TV: One thing to add is that I spent a lot of time in the park, observing and meeting different people that were cruising there. One of the things that inspired me to make this movie was the movie Cruising. The stuff that was shot in Central Park was all these Leatherman cruising in the in the Rambles and I was like that’s not realistic. That’s not who these people are. I wanted to show the real people. To me that was really important.
GD: Even in Cruising it’s like they get right to the sex you know, like what is it Al Pacino says, “Hips or lips?” It’s so corny. But they’re like ready to fuck. Whereas in the Rambles…I like to call it the Rambles, I put an S at the end, is that wrong?
Queer Forty: It’s The Ramble but we all call it The Rambles.
GD: Our film is you know, it’s more about the that excitement of just being in that environment. A lot of guys go there and cruise but rarely get off because then once you get off, then you’re done. You want to stay in that mode of just meeting different guys and you know…so yeah, our movie is very that. It’s very different from Cruising.
Queer Forty: Do you have any advice for emerging queer artists who want to get their work out there?
TV: Don’t think that you need to get permission from someone. I think that’s a problem that a lot of people think they need to get someone to approve them to do something or raise a certain amount of money. Everybody’s got a cell phone, just start making a movie and stay true to yourself. Stay true to your story that you want to tell. And just do it. There’s nothing stopping you from doing it except yourself.
GD: I echo exactly what Todd said. It sounds cliche, but truly, tell stories that about things that you know about experiences that you’ve had, and the work is going to thrive from that. And just be yourself. Again, it’s so cliche and corny but it’s, it’s the absolute truth and just do it. It’s now or never, right? There’s never going to be a perfect time. Just do it.
Queer Forty: What are your hopes for the new year?
TD: I hope to work with Guillermo again, we’ve been talking about a couple of other projects. Hopefully, that will happen in the next year.
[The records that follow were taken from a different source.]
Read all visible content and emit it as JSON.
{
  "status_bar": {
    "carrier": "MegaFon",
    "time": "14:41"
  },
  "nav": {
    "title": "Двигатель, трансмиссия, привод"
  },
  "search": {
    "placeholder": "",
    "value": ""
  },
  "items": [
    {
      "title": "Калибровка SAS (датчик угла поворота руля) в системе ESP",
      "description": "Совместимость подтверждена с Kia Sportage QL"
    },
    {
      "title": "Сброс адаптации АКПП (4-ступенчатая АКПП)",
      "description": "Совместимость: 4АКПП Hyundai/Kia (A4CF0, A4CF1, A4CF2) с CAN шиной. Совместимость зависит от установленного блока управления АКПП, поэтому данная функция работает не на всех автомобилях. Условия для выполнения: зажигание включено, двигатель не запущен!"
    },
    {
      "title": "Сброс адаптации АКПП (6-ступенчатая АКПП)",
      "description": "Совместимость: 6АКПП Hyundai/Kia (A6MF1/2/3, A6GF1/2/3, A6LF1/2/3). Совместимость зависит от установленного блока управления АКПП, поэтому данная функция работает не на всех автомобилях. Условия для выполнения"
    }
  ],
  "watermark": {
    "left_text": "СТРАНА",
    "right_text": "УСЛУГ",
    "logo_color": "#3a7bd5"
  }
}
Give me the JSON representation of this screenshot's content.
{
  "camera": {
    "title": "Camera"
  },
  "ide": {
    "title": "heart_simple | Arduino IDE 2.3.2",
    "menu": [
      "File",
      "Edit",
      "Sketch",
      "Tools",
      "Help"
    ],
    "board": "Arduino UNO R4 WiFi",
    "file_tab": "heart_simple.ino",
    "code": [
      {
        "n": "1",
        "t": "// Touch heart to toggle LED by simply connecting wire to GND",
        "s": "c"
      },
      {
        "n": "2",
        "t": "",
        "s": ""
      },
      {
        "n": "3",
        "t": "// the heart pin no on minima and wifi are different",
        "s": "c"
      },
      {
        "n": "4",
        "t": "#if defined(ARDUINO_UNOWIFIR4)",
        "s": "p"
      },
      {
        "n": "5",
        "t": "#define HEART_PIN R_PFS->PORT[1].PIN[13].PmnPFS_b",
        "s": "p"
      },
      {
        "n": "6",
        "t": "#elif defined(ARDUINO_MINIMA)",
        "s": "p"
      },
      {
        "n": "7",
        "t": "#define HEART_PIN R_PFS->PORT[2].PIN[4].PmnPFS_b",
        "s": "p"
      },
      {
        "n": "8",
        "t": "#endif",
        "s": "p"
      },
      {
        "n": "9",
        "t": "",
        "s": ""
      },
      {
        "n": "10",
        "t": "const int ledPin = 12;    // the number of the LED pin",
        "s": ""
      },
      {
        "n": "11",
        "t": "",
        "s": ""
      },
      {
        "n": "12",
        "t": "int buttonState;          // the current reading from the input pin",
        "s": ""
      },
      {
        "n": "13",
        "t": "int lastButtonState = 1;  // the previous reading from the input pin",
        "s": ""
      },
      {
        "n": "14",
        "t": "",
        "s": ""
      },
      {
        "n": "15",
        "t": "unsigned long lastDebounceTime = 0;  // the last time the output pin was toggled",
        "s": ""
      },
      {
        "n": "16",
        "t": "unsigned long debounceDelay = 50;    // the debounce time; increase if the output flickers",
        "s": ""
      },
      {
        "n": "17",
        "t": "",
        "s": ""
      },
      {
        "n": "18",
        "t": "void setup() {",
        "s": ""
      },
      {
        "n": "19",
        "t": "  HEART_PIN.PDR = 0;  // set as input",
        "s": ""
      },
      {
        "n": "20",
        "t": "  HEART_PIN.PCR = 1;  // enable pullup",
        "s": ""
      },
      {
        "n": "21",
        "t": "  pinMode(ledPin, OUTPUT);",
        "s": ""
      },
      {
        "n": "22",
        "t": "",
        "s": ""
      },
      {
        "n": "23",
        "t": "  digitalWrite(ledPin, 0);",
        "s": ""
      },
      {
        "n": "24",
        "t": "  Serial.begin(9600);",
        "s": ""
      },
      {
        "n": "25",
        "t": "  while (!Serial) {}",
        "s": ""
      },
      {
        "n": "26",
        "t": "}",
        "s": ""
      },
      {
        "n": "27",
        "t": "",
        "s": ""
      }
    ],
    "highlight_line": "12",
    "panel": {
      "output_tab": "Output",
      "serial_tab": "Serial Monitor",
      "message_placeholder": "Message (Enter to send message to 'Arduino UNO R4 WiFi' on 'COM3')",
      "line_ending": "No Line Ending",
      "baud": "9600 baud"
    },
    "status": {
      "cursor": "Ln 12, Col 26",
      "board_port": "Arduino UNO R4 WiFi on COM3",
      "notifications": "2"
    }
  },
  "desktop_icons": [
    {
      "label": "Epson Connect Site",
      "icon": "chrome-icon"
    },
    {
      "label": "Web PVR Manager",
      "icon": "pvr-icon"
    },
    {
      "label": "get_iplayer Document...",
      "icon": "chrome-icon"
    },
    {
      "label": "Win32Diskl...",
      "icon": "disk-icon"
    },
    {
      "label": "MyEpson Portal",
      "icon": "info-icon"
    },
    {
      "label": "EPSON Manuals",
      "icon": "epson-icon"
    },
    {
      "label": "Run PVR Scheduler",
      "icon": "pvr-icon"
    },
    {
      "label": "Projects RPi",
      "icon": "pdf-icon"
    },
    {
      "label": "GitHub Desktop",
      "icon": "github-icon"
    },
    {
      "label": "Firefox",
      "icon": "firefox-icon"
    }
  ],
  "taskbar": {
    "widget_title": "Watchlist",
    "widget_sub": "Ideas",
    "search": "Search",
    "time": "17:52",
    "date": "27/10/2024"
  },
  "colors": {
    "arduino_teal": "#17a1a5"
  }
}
GD: I’m so excited to work with Todd again. I really am craving it. You know, I did a couple of things after our movie and it’s just not the same as being on a Todd Verow set. Two and a half years ago, I directed my first Indie feature and I’m in the postproduction process of that now and starting to submit to festivals. I don’t freaking know how Todd does it because it’s not an easy feat at all. It was super difficult and challenging. And especially when it’s not my writing or my film, I just directed it. But anyway, it was very exciting and that should be out hopefully in the next year and a half or so.
You Can’t Stay Here has an exclusive NYC theatrical engagement, opening January 5 2024 at the IFC Center.